In addition to converting documents yourself, service bureaus offer conversion services. I recommend looking into these services should you have a large number of documents to convert as service bureaus employ high-volume production document digital scanners which offer you a better per-page cost than handling a large number of documents yourself. In addition to legal- and letter-sized document conversion, most service bureaus offer large- and wide-format scanning, microfilm and microfiche conversion.
Business Process Automation As digital technology advances become widespread, implementing Business Process Automation solutions becomes less costly each day to you. This alone may motivate you to move away from paper to digital. Implementing Business Process Automation means that nearly all information in your business or practice originates digitally. There is no or little paper. Business Process Automation requires installing the right combinations of software, hardware, security and internal system controls to tie it all together. It can include on-premise, offsite and cloud-based image hosting and retrieval, advanced capture and data extraction, email integration, internal and external e-forms, automatic document classification, pre-determined lifecycle criteria for information removal and even mobile access—all set in motion with the click of a mouse.
There are a number of Business Process Automation and Enterprise Content Management solutions available today. Some address overarching information management needs and others address specific niche application such as medical records and invoice and accounts payable processing. For you, implementing a totally digital information solution may make sense as a going forward process. Existing documents and hardcopy images are either managed as paper or, more likely, scanned into digital files for use in the new digital process. Do your homework regarding which sort of digital information solution will work for you today and tomorrow. Employ the assistance of in-house IT and/or a Value Added Reseller in specifying and implementing a solution.
Taking Document Management to Information Management provides solid return on investment through increasing the efficiency of your business or practice, maximizing the productivity of your employees, eliminating errors due to misfiled documents and rekeying, and lessening paper and associated costs.
About Ambir Technology
Ambir Technology, Inc. is an industry leader in digital capture and document management solutions. Combining professional-grade ID card and document scanners, unique digital imaging software and expert-level customer service, Ambir provides their customers with comprehensive, enterprise-level business solutions.

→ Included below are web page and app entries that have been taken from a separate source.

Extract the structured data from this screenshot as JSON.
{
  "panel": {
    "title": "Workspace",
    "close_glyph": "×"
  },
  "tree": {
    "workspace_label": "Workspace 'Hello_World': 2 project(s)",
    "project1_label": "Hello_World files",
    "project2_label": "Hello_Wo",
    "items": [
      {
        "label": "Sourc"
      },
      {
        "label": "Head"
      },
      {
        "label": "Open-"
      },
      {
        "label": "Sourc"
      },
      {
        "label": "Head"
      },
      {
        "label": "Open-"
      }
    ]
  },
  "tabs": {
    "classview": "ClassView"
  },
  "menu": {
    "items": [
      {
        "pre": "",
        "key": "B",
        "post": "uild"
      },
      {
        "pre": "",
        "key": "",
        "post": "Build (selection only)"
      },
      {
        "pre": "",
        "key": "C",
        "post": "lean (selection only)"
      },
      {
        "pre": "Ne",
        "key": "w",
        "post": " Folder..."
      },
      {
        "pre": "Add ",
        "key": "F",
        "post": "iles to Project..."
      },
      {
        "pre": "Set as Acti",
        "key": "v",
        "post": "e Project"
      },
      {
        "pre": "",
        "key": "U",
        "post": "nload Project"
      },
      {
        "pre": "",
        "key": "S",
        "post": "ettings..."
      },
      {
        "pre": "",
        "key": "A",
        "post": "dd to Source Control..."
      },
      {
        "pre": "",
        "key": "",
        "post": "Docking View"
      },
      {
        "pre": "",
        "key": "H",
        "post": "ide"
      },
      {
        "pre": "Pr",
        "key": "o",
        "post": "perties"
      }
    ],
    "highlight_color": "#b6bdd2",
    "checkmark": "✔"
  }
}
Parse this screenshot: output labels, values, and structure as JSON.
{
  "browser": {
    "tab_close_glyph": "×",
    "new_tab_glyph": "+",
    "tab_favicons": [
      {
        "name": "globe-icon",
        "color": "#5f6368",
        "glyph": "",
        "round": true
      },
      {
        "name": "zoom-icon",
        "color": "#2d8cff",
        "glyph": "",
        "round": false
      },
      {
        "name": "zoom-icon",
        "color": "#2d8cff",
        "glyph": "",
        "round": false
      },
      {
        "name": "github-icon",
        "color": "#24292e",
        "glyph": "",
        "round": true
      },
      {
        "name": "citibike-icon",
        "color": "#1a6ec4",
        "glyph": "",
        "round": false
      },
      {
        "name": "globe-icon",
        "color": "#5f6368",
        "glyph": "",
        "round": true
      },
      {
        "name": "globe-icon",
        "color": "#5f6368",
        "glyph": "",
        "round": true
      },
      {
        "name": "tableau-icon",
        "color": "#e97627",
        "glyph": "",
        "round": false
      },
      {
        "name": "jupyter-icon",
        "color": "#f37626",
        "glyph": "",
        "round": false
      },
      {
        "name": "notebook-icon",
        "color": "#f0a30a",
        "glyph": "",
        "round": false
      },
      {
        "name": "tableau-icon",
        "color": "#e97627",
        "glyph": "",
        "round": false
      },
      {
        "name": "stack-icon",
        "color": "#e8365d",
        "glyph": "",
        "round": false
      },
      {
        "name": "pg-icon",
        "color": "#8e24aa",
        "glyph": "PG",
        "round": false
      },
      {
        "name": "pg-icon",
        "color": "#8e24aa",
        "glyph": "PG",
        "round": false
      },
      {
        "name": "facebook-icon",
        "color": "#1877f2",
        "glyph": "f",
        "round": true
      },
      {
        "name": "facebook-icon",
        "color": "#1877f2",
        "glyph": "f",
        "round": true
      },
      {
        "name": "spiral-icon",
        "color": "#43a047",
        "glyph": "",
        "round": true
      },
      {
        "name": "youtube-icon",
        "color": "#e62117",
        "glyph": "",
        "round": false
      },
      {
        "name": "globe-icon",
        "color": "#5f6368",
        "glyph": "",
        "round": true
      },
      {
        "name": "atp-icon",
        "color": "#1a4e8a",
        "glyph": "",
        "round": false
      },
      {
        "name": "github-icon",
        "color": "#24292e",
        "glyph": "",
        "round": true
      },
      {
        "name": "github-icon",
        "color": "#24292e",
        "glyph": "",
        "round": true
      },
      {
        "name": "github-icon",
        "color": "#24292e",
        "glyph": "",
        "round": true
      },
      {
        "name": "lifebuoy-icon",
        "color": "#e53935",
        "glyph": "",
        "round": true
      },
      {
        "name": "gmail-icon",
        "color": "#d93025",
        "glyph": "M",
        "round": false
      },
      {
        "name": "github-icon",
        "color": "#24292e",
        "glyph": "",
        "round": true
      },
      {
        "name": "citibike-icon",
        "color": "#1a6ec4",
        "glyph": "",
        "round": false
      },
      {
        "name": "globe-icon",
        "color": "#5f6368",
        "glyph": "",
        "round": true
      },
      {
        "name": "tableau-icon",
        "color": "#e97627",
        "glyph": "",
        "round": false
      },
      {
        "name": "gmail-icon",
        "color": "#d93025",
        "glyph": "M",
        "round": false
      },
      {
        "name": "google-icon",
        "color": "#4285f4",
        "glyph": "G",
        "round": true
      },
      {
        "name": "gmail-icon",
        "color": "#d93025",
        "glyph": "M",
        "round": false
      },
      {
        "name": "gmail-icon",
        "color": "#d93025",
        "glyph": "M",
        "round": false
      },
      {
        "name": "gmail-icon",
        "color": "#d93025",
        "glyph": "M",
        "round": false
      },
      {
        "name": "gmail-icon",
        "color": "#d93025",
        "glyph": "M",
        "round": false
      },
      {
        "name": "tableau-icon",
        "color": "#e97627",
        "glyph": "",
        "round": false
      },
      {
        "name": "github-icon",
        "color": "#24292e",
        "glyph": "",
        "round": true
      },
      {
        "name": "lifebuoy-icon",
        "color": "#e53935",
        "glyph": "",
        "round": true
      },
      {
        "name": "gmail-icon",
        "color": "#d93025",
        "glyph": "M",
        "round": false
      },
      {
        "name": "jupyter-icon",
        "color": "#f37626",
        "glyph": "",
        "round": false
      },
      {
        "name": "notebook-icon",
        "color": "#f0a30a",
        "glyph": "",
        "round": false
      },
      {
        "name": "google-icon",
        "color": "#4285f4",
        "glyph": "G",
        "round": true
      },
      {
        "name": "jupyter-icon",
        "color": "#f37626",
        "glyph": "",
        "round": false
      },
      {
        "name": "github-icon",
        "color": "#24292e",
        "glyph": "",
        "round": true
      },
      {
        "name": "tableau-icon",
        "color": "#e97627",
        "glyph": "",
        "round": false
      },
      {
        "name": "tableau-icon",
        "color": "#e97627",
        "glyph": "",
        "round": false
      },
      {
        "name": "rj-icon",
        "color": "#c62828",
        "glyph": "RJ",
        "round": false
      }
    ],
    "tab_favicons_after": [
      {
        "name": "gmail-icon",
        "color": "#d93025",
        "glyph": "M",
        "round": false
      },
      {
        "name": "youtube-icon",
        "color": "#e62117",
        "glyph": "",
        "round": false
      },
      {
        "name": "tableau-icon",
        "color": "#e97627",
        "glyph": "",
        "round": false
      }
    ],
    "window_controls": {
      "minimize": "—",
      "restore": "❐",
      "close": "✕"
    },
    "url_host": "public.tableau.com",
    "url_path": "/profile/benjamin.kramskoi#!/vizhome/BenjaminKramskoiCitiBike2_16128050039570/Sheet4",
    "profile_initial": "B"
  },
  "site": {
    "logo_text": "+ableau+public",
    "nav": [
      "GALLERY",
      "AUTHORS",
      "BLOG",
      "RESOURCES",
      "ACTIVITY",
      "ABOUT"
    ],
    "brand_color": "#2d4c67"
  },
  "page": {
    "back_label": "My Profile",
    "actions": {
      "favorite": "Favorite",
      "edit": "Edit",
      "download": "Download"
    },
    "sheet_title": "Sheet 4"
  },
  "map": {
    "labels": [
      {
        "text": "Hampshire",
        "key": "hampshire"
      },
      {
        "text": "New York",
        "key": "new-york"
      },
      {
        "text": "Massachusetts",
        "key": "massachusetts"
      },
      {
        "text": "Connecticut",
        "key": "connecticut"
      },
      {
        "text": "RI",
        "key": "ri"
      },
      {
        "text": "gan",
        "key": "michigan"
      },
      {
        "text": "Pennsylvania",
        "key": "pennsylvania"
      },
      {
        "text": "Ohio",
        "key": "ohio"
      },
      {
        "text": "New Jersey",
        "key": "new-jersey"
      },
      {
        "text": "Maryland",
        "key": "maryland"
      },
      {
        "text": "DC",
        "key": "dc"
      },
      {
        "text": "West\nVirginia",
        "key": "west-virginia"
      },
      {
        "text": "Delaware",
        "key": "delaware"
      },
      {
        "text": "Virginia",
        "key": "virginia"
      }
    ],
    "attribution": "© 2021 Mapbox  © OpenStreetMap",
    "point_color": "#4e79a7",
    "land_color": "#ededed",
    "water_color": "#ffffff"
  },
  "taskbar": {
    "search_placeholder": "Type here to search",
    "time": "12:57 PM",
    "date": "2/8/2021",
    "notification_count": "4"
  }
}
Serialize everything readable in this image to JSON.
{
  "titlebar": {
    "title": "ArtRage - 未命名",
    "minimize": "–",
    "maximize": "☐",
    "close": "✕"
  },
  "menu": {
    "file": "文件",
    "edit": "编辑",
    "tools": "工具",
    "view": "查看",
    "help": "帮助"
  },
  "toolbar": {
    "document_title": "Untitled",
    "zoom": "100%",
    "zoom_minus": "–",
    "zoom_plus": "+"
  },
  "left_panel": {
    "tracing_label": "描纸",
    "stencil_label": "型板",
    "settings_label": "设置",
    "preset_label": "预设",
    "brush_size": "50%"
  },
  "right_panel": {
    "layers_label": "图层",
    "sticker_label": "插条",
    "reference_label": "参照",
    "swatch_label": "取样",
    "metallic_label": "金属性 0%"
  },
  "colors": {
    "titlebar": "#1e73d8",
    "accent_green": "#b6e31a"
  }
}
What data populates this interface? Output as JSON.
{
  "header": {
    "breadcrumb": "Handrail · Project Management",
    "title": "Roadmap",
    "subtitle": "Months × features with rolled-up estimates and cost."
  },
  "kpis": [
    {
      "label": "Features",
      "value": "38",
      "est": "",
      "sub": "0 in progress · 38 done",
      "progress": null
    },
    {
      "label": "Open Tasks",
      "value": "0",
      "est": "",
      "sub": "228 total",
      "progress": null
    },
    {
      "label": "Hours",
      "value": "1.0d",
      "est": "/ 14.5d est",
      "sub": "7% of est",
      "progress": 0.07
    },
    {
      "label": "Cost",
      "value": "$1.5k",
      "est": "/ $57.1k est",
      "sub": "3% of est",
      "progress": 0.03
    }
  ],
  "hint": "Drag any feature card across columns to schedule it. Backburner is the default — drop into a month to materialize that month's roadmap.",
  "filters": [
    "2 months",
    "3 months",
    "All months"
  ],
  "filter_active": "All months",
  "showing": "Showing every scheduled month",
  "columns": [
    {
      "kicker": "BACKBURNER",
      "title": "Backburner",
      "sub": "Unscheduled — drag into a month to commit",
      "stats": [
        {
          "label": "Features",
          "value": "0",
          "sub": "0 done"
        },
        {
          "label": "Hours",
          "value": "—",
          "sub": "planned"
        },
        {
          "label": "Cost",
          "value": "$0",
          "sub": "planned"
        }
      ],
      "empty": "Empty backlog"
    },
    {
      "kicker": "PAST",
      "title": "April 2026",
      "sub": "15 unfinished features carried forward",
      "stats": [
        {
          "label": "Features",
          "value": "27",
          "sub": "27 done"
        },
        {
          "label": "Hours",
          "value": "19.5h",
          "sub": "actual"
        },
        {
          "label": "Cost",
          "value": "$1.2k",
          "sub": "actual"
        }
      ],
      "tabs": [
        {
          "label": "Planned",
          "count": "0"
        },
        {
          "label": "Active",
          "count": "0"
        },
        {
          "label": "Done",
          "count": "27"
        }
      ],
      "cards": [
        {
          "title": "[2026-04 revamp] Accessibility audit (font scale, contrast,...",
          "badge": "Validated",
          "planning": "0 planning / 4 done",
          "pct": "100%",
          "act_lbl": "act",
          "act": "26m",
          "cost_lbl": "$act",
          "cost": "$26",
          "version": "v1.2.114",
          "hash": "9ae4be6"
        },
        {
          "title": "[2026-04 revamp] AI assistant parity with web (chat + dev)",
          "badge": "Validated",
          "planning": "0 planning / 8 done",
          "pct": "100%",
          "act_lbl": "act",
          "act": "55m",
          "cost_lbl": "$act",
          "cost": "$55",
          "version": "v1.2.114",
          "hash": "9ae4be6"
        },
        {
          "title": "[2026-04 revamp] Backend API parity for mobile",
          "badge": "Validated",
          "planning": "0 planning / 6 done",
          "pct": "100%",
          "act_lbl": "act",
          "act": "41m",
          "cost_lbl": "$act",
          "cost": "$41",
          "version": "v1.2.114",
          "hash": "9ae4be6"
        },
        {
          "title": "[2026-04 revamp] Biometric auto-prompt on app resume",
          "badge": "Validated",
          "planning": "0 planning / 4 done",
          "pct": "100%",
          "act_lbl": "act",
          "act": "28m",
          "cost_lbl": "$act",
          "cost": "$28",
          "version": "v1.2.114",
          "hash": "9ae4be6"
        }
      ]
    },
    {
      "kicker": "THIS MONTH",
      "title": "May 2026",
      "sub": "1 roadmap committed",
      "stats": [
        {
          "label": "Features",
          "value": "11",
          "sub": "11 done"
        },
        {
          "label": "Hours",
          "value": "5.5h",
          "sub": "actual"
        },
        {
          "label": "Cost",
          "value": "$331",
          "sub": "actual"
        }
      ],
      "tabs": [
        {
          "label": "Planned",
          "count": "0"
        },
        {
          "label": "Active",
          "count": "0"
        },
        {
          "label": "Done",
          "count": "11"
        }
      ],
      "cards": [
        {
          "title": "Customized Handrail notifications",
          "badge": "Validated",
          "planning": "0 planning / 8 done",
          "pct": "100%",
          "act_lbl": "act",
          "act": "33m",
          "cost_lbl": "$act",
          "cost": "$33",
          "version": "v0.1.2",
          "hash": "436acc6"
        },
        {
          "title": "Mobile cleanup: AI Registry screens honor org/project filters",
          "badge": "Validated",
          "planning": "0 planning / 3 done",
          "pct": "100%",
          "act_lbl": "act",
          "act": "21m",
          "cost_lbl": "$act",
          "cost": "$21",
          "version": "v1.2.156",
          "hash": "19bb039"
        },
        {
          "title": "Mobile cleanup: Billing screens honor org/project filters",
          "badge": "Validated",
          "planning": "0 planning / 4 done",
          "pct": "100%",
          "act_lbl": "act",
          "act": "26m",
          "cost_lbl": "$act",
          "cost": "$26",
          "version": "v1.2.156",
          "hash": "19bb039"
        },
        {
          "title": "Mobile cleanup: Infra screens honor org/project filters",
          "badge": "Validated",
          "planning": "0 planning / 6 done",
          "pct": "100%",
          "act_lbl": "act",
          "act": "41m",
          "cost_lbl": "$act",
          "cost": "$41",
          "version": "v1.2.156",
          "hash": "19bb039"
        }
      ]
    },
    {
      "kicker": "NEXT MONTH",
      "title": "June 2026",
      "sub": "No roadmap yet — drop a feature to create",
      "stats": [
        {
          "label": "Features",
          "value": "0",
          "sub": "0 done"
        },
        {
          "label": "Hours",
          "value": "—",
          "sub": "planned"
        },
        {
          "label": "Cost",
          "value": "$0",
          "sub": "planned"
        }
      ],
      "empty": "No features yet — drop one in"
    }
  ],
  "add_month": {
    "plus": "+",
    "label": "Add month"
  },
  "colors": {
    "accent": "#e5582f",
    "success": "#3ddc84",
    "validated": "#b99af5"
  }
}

Specializing in the healthcare, legal and financial sectors, Ambir helps organizations reduce costs, increase productivity and strengthen data security. For more information, visit www.ambir.com.